• **Data records for software interfaces**:
■ ■ ■ ■ ■ ■ ■

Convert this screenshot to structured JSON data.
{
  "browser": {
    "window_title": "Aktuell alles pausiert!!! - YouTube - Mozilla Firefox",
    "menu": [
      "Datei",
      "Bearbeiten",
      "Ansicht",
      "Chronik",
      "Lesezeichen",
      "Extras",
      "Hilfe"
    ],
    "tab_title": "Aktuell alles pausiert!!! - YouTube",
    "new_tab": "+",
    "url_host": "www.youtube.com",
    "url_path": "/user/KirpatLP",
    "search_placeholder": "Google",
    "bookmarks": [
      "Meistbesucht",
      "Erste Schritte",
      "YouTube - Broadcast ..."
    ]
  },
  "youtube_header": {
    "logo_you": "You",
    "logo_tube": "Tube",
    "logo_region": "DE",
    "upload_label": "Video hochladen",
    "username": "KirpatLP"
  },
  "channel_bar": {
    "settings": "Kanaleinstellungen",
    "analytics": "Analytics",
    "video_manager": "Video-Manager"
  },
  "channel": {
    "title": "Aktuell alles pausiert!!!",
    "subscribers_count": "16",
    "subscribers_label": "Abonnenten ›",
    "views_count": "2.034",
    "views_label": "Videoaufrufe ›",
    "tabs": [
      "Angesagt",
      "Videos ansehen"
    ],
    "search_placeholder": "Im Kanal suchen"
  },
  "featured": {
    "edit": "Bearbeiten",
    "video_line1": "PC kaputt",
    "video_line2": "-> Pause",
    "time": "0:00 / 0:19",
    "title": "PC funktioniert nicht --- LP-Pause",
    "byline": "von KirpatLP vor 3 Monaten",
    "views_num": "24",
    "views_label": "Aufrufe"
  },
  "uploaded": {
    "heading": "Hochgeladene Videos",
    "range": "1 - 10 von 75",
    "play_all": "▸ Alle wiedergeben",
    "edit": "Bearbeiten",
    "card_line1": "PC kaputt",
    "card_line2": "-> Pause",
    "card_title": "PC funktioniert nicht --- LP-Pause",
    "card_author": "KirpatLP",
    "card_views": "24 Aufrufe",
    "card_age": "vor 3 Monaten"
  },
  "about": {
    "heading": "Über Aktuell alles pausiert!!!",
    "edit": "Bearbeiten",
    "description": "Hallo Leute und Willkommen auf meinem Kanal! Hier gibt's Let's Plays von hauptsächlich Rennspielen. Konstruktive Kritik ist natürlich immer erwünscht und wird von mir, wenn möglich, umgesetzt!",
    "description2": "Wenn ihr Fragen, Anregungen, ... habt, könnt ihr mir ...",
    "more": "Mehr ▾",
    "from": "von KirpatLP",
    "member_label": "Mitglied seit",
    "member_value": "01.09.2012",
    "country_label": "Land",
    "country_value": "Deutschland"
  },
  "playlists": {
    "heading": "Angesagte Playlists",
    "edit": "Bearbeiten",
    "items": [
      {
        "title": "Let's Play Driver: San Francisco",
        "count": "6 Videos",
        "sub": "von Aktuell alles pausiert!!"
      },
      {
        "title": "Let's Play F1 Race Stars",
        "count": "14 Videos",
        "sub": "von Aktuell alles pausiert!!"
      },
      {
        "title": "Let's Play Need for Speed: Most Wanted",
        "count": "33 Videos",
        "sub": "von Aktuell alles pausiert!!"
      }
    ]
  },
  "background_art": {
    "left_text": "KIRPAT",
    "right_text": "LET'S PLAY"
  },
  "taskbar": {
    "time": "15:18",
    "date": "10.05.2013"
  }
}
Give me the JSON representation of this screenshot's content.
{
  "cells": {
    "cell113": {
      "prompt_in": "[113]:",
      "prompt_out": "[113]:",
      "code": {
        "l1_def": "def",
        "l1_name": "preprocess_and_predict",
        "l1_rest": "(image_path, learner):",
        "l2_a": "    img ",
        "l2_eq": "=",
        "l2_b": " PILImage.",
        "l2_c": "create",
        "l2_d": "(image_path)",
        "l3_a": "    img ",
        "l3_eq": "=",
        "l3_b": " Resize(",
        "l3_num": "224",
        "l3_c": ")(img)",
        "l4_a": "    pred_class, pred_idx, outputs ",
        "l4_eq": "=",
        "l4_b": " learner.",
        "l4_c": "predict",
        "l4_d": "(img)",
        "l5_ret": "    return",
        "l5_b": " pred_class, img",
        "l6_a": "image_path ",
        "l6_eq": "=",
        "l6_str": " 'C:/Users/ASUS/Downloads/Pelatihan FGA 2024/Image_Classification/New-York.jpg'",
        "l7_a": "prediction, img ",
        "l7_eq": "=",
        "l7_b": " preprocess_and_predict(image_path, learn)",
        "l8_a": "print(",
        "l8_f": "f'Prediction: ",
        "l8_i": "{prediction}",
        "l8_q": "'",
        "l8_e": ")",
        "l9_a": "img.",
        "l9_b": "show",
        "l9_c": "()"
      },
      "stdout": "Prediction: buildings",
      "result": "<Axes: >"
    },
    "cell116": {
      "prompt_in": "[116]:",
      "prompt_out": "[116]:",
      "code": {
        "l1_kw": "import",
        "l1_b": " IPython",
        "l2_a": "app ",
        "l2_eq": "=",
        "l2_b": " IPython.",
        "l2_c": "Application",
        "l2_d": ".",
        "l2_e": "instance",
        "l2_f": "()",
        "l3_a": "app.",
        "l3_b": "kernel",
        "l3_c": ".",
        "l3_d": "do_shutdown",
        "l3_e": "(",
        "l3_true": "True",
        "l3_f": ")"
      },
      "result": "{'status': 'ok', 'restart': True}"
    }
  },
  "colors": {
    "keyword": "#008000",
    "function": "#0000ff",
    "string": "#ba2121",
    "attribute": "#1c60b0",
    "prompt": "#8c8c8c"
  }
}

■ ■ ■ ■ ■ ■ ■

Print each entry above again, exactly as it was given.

• **Exercise result**:
Convert this screenshot to structured JSON data.
{
  "browser": {
    "window_title": "Aktuell alles pausiert!!! - YouTube - Mozilla Firefox",
    "menu": [
      "Datei",
      "Bearbeiten",
      "Ansicht",
      "Chronik",
      "Lesezeichen",
      "Extras",
      "Hilfe"
    ],
    "tab_title": "Aktuell alles pausiert!!! - YouTube",
    "new_tab": "+",
    "url_host": "www.youtube.com",
    "url_path": "/user/KirpatLP",
    "search_placeholder": "Google",
    "bookmarks": [
      "Meistbesucht",
      "Erste Schritte",
      "YouTube - Broadcast ..."
    ]
  },
  "youtube_header": {
    "logo_you": "You",
    "logo_tube": "Tube",
    "logo_region": "DE",
    "upload_label": "Video hochladen",
    "username": "KirpatLP"
  },
  "channel_bar": {
    "settings": "Kanaleinstellungen",
    "analytics": "Analytics",
    "video_manager": "Video-Manager"
  },
  "channel": {
    "title": "Aktuell alles pausiert!!!",
    "subscribers_count": "16",
    "subscribers_label": "Abonnenten ›",
    "views_count": "2.034",
    "views_label": "Videoaufrufe ›",
    "tabs": [
      "Angesagt",
      "Videos ansehen"
    ],
    "search_placeholder": "Im Kanal suchen"
  },
  "featured": {
    "edit": "Bearbeiten",
    "video_line1": "PC kaputt",
    "video_line2": "-> Pause",
    "time": "0:00 / 0:19",
    "title": "PC funktioniert nicht --- LP-Pause",
    "byline": "von KirpatLP vor 3 Monaten",
    "views_num": "24",
    "views_label": "Aufrufe"
  },
  "uploaded": {
    "heading": "Hochgeladene Videos",
    "range": "1 - 10 von 75",
    "play_all": "▸ Alle wiedergeben",
    "edit": "Bearbeiten",
    "card_line1": "PC kaputt",
    "card_line2": "-> Pause",
    "card_title": "PC funktioniert nicht --- LP-Pause",
    "card_author": "KirpatLP",
    "card_views": "24 Aufrufe",
    "card_age": "vor 3 Monaten"
  },
  "about": {
    "heading": "Über Aktuell alles pausiert!!!",
    "edit": "Bearbeiten",
    "description": "Hallo Leute und Willkommen auf meinem Kanal! Hier gibt's Let's Plays von hauptsächlich Rennspielen. Konstruktive Kritik ist natürlich immer erwünscht und wird von mir, wenn möglich, umgesetzt!",
    "description2": "Wenn ihr Fragen, Anregungen, ... habt, könnt ihr mir ...",
    "more": "Mehr ▾",
    "from": "von KirpatLP",
    "member_label": "Mitglied seit",
    "member_value": "01.09.2012",
    "country_label": "Land",
    "country_value": "Deutschland"
  },
  "playlists": {
    "heading": "Angesagte Playlists",
    "edit": "Bearbeiten",
    "items": [
      {
        "title": "Let's Play Driver: San Francisco",
        "count": "6 Videos",
        "sub": "von Aktuell alles pausiert!!"
      },
      {
        "title": "Let's Play F1 Race Stars",
        "count": "14 Videos",
        "sub": "von Aktuell alles pausiert!!"
      },
      {
        "title": "Let's Play Need for Speed: Most Wanted",
        "count": "33 Videos",
        "sub": "von Aktuell alles pausiert!!"
      }
    ]
  },
  "background_art": {
    "left_text": "KIRPAT",
    "right_text": "LET'S PLAY"
  },
  "taskbar": {
    "time": "15:18",
    "date": "10.05.2013"
  }
}
Give me the JSON representation of this screenshot's content.
{
  "cells": {
    "cell113": {
      "prompt_in": "[113]:",
      "prompt_out": "[113]:",
      "code": {
        "l1_def": "def",
        "l1_name": "preprocess_and_predict",
        "l1_rest": "(image_path, learner):",
        "l2_a": "    img ",
        "l2_eq": "=",
        "l2_b": " PILImage.",
        "l2_c": "create",
        "l2_d": "(image_path)",
        "l3_a": "    img ",
        "l3_eq": "=",
        "l3_b": " Resize(",
        "l3_num": "224",
        "l3_c": ")(img)",
        "l4_a": "    pred_class, pred_idx, outputs ",
        "l4_eq": "=",
        "l4_b": " learner.",
        "l4_c": "predict",
        "l4_d": "(img)",
        "l5_ret": "    return",
        "l5_b": " pred_class, img",
        "l6_a": "image_path ",
        "l6_eq": "=",
        "l6_str": " 'C:/Users/ASUS/Downloads/Pelatihan FGA 2024/Image_Classification/New-York.jpg'",
        "l7_a": "prediction, img ",
        "l7_eq": "=",
        "l7_b": " preprocess_and_predict(image_path, learn)",
        "l8_a": "print(",
        "l8_f": "f'Prediction: ",
        "l8_i": "{prediction}",
        "l8_q": "'",
        "l8_e": ")",
        "l9_a": "img.",
        "l9_b": "show",
        "l9_c": "()"
      },
      "stdout": "Prediction: buildings",
      "result": "<Axes: >"
    },
    "cell116": {
      "prompt_in": "[116]:",
      "prompt_out": "[116]:",
      "code": {
        "l1_kw": "import",
        "l1_b": " IPython",
        "l2_a": "app ",
        "l2_eq": "=",
        "l2_b": " IPython.",
        "l2_c": "Application",
        "l2_d": ".",
        "l2_e": "instance",
        "l2_f": "()",
        "l3_a": "app.",
        "l3_b": "kernel",
        "l3_c": ".",
        "l3_d": "do_shutdown",
        "l3_e": "(",
        "l3_true": "True",
        "l3_f": ")"
      },
      "result": "{'status': 'ok', 'restart': True}"
    }
  },
  "colors": {
    "keyword": "#008000",
    "function": "#0000ff",
    "string": "#ba2121",
    "attribute": "#1c60b0",
    "prompt": "#8c8c8c"
  }
}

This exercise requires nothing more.